Max Brooks’ brilliant zombie apocalypse novel has been crunched into an action movie template, given a tremendous blockbuster gloss and lit with Brad Pitt’s star wattage.
There is little humour and not much sentimentality but the performances full of conviction and provide an anchor for the action.
It keeps the real world sense of the book while shedding its multi-storied narrative.
Pitt remains a charismatic screen presence but beyond generic action man qualities, no great acting range is required of him.
He plays Gerry Lane, a UN investigator on a mission to save what’s left of the human race after a sudden, devastating zombie attack.
No one knows where or how the zombie pandemic originated but the globe’s cities are abandoned after the lightning fast and murderous onslaught of the undead.
Leaving his wife Karin (Mireille Enos) and daughters Connie (Sterling Jerins) and Rachel (Abigail Hargrove) in the supposed safety of a US aircraft carrier, Lane flies around the world looking for a cure for what is assumed to be a virus.
Moving swiftly from the US to South Korea, Israel and Wales, the blockbuster’s action sequences keep tumbling over one another like the many frenzied zombies at the walls of Jerusalem. That is one of the many thrilling sequences that are tense, violent and guaranteed to make you jump.
With much twitching, convulsing and moaning, the teeth-knocking monsters operate at two speeds: in the absence of prey they are in a moaning and shuffling semi-hibernation. When they attack they become a scary, swirling, swarm of flesh-hungry predators.

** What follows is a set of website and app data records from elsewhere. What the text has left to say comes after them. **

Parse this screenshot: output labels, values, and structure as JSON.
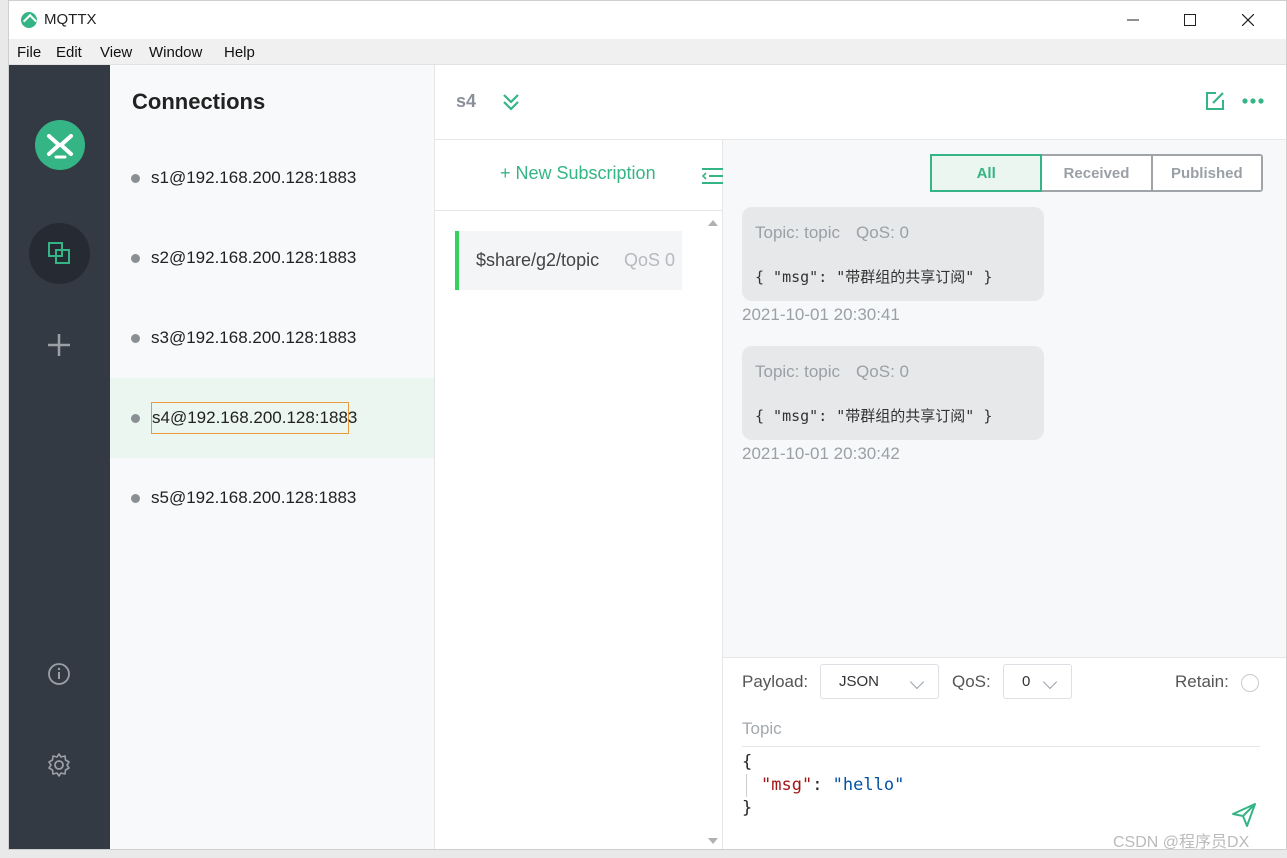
{
  "window": {
    "title": "MQTTX"
  },
  "menu": [
    "File",
    "Edit",
    "View",
    "Window",
    "Help"
  ],
  "connections_panel": {
    "title": "Connections",
    "items": [
      {
        "label": "s1@192.168.200.128:1883"
      },
      {
        "label": "s2@192.168.200.128:1883"
      },
      {
        "label": "s3@192.168.200.128:1883"
      },
      {
        "label": "s4@192.168.200.128:1883"
      },
      {
        "label": "s5@192.168.200.128:1883"
      }
    ]
  },
  "header": {
    "connection_name": "s4"
  },
  "subscriptions": {
    "new_label": "+ New Subscription",
    "items": [
      {
        "topic": "$share/g2/topic",
        "qos": "QoS 0"
      }
    ]
  },
  "filters": {
    "all": "All",
    "received": "Received",
    "published": "Published",
    "active": "All"
  },
  "messages": [
    {
      "topic": "Topic: topic",
      "qos": "QoS: 0",
      "payload": "{ \"msg\": \"带群组的共享订阅\" }",
      "time": "2021-10-01 20:30:41"
    },
    {
      "topic": "Topic: topic",
      "qos": "QoS: 0",
      "payload": "{ \"msg\": \"带群组的共享订阅\" }",
      "time": "2021-10-01 20:30:42"
    }
  ],
  "publish": {
    "payload_label": "Payload:",
    "payload_format": "JSON",
    "qos_label": "QoS:",
    "qos_value": "0",
    "retain_label": "Retain:",
    "topic_placeholder": "Topic",
    "payload_lines": {
      "open": "{",
      "key": "\"msg\"",
      "sep": ": ",
      "value": "\"hello\"",
      "close": "}"
    }
  },
  "watermark": "CSDN @程序员DX",
  "colors": {
    "accent": "#35b585",
    "sidebar": "#333a44",
    "active_item": "#eaf6ef"
  }
}
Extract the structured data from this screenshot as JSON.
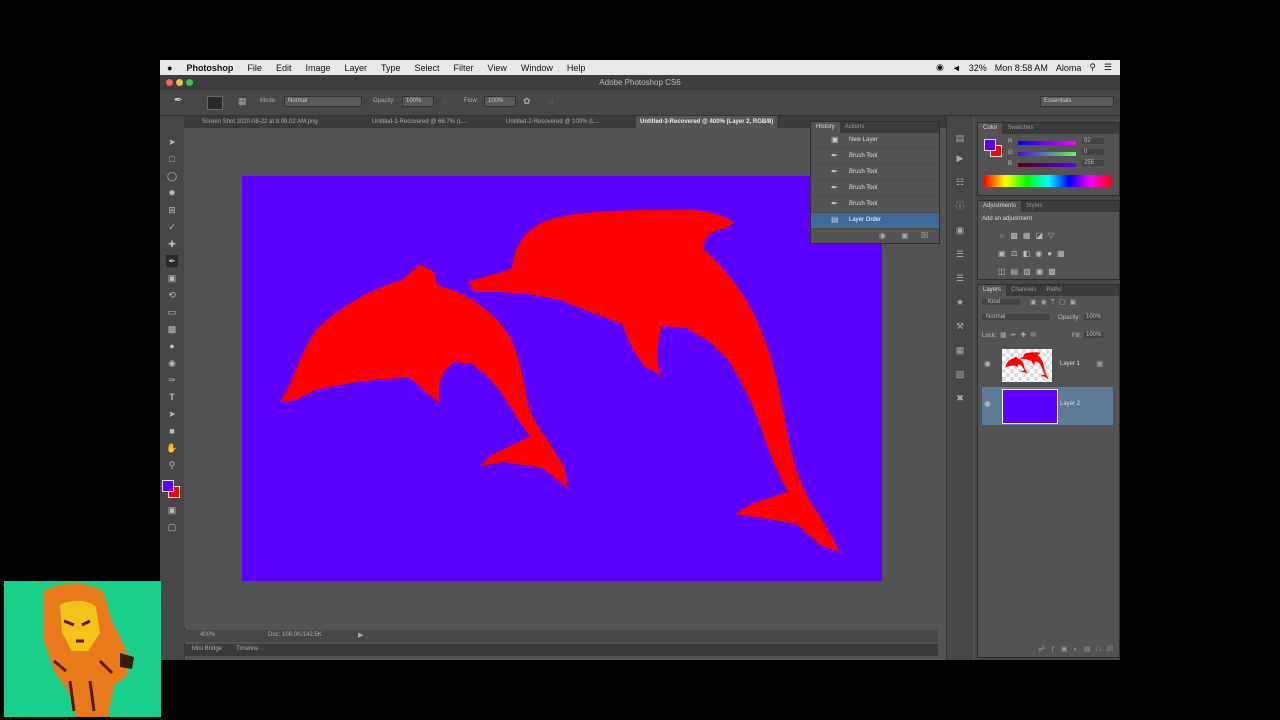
{
  "menubar": {
    "apple": "",
    "app": "Photoshop",
    "items": [
      "File",
      "Edit",
      "Image",
      "Layer",
      "Type",
      "Select",
      "Filter",
      "View",
      "Window",
      "Help"
    ],
    "status": {
      "battery": "32%",
      "clock": "Mon 8:58 AM",
      "user": "Aloma"
    }
  },
  "titlebar": {
    "title": "Adobe Photoshop CS6"
  },
  "options": {
    "mode_label": "Mode:",
    "mode_value": "Normal",
    "opacity_label": "Opacity:",
    "opacity_value": "100%",
    "flow_label": "Flow:",
    "flow_value": "100%",
    "workspace": "Essentials"
  },
  "tabs": [
    {
      "label": "Screen Shot 2020-08-22 at 8.09.02 AM.png",
      "active": false
    },
    {
      "label": "Untitled-1-Recovered @ 66.7% (L...",
      "active": false
    },
    {
      "label": "Untitled-2-Recovered @ 100% (L...",
      "active": false
    },
    {
      "label": "Untitled-3-Recovered @ 400% (Layer 2, RGB/8)",
      "active": true
    }
  ],
  "status": {
    "zoom": "400%",
    "doc": "Doc: 108.0K/142.5K"
  },
  "bottom_tabs": [
    "Mini Bridge",
    "Timeline"
  ],
  "history_panel": {
    "tabs": [
      "History",
      "Actions"
    ],
    "rows": [
      {
        "label": "New Layer",
        "selected": false
      },
      {
        "label": "Brush Tool",
        "selected": false
      },
      {
        "label": "Brush Tool",
        "selected": false
      },
      {
        "label": "Brush Tool",
        "selected": false
      },
      {
        "label": "Brush Tool",
        "selected": false
      },
      {
        "label": "Layer Order",
        "selected": true
      }
    ]
  },
  "color_panel": {
    "tabs": [
      "Color",
      "Swatches"
    ],
    "r": "R",
    "g": "G",
    "b": "B",
    "r_value": "92",
    "g_value": "0",
    "b_value": "255"
  },
  "adjustments_panel": {
    "tabs": [
      "Adjustments",
      "Styles"
    ],
    "heading": "Add an adjustment"
  },
  "layers_panel": {
    "tabs": [
      "Layers",
      "Channels",
      "Paths"
    ],
    "kind": "Kind",
    "blend": "Normal",
    "opacity_label": "Opacity:",
    "opacity_value": "100%",
    "lock_label": "Lock:",
    "fill_label": "Fill:",
    "fill_value": "100%",
    "layers": [
      {
        "name": "Layer 1",
        "selected": false
      },
      {
        "name": "Layer 2",
        "selected": true
      }
    ]
  },
  "colors": {
    "canvas": "#5b00ff",
    "dolphin": "#ff0000",
    "foreground": "#5b00ff",
    "background": "#ff0000",
    "webcam_bg": "#19d08a"
  }
}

Some smart dialogue is scattered among the skin-crawling sound effects. This helps generate tension by hijacking your imagination to do the film’s dirty work for it.
Among the helicopters, transport planes and aircraft carriers, it unusually features soldiers who can shoot straight. Plus it presents sidekicks to provide fresh meat so we’re never sure who will survive.
Driven with a frantic energy and technical prowess, World War Z is is a exciting action adventure.
Though it’s preposterous by nature, the conviction of the players keep the spectacle grounded.
The plot holes widen alarmingly as the film struggles to conclude and though it struggles to maintain its ferocious pace, Z still keeps you interested until its surprisingly low-key ending.